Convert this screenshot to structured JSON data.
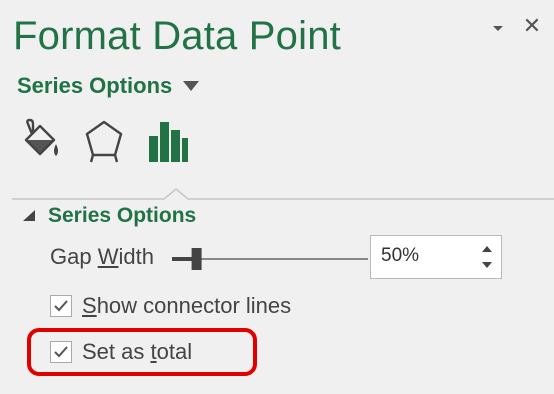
{
  "pane": {
    "title": "Format Data Point",
    "menu_icon": "chevron-down-icon",
    "close_icon": "close-icon",
    "close_glyph": "✕"
  },
  "options_dropdown": {
    "label": "Series Options"
  },
  "tabs": [
    {
      "name": "fill-line-icon",
      "selected": false
    },
    {
      "name": "effects-icon",
      "selected": false
    },
    {
      "name": "series-options-icon",
      "selected": true
    }
  ],
  "section": {
    "label": "Series Options",
    "expanded": true
  },
  "gap_width": {
    "label_prefix": "Gap ",
    "label_access_key": "W",
    "label_suffix": "idth",
    "value": "50%",
    "slider_fraction": 0.1
  },
  "checkboxes": {
    "connector_lines": {
      "label_access_key": "S",
      "label_rest": "how connector lines",
      "checked": true
    },
    "set_as_total": {
      "label_prefix": "Set as ",
      "label_access_key": "t",
      "label_suffix": "otal",
      "checked": true
    }
  },
  "colors": {
    "accent_green": "#217346",
    "highlight_red": "#e00000",
    "pane_bg": "#f0f0f0"
  }
}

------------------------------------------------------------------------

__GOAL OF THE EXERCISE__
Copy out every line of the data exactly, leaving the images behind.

__SOLUTION FOR THIS EXERCISE__
Convert this screenshot to structured JSON data.
{
  "pane": {
    "title": "Format Data Point",
    "menu_icon": "chevron-down-icon",
    "close_icon": "close-icon",
    "close_glyph": "✕"
  },
  "options_dropdown": {
    "label": "Series Options"
  },
  "tabs": [
    {
      "name": "fill-line-icon",
      "selected": false
    },
    {
      "name": "effects-icon",
      "selected": false
    },
    {
      "name": "series-options-icon",
      "selected": true
    }
  ],
  "section": {
    "label": "Series Options",
    "expanded": true
  },
  "gap_width": {
    "label_prefix": "Gap ",
    "label_access_key": "W",
    "label_suffix": "idth",
    "value": "50%",
    "slider_fraction": 0.1
  },
  "checkboxes": {
    "connector_lines": {
      "label_access_key": "S",
      "label_rest": "how connector lines",
      "checked": true
    },
    "set_as_total": {
      "label_prefix": "Set as ",
      "label_access_key": "t",
      "label_suffix": "otal",
      "checked": true
    }
  },
  "colors": {
    "accent_green": "#217346",
    "highlight_red": "#e00000",
    "pane_bg": "#f0f0f0"
  }
}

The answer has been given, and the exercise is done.